For many of Japan’s residents, cryptocurrency heists seemed more like something from the past. Over the years, cryptocurrency heists have been plaguing Japan’s exchanges and cryptocurrency holders. Thanks to an increase in government regulation, cryptocurrency exchanges in Japan have been enjoying a spell of stability and security. Coincheck’s hack is once again spelling doom to Japan’s cryptocurrency markets. The Coincheck hack has taken place less than four years since the infamous Mt Gox hack.
The Coincheck hack happening in the backdrop of increased crypto-regulation in Japan
News of Coincheck’s hacking is once again putting Japan in the global spotlight and for all the wrong reasons. The loss of cryptocurrency through hacking of client and exchange wallets earned Japan a bad rep less than half a decade ago. Through the regulations of the country’s crypto market, Japan was able to restore sanity to its digital asset industry, earning the nation praise globally. Only this week, the Bank of Japan slightly endorsed the use of bitcoin.
On Friday, January 26th, more than 127 million Japanese citizens woke to the news of another cryptocurrency heist. Confirmed reports reveal that at around 3 AM local time, a hacker was able to withdraw all the NEM Coincheck was holding. Investigations are underway to determine whether determine the individuals behind Coincheck’s hack.
Security flaw exploited during the Coincheck hack
While the identity of Coincheck’s hacker remains unknown, surfacing information suggests that the hacker was able to take advantage of the flaws present Coincheck’s security protocol. It is public that Coincheck was using a hot wallet that does not have multi-sig to store more than NEM worth more than $500 million.

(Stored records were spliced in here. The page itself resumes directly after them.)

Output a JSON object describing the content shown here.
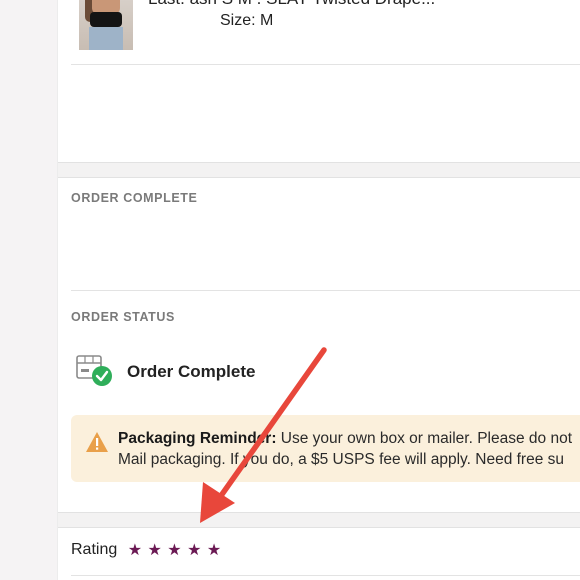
{
  "product": {
    "title_line": "Last. ash S M . SLAY Twisted Drape...",
    "size_line": "Size: M"
  },
  "sections": {
    "order_complete_label": "ORDER COMPLETE",
    "order_status_label": "ORDER STATUS"
  },
  "status": {
    "text": "Order Complete",
    "icon": "box-check-icon"
  },
  "notice": {
    "title": "Packaging Reminder:",
    "line1": " Use your own box or mailer. Please do not",
    "line2": "Mail packaging. If you do, a $5 USPS fee will apply. Need free su",
    "icon": "warning-icon"
  },
  "rating": {
    "label": "Rating",
    "stars": [
      "★",
      "★",
      "★",
      "★",
      "★"
    ],
    "star_color": "#6b1a54"
  },
  "annotation": {
    "arrow_color": "#e8473b"
  }
}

Similar to the Mt Gox hack, the hacker accessed Coincheck’s NEM using a vulnerability that stems from using wallets that do not have the multi-sig feature. Mt Gox lost more than 850,000 bitcoins in the 2014 hack.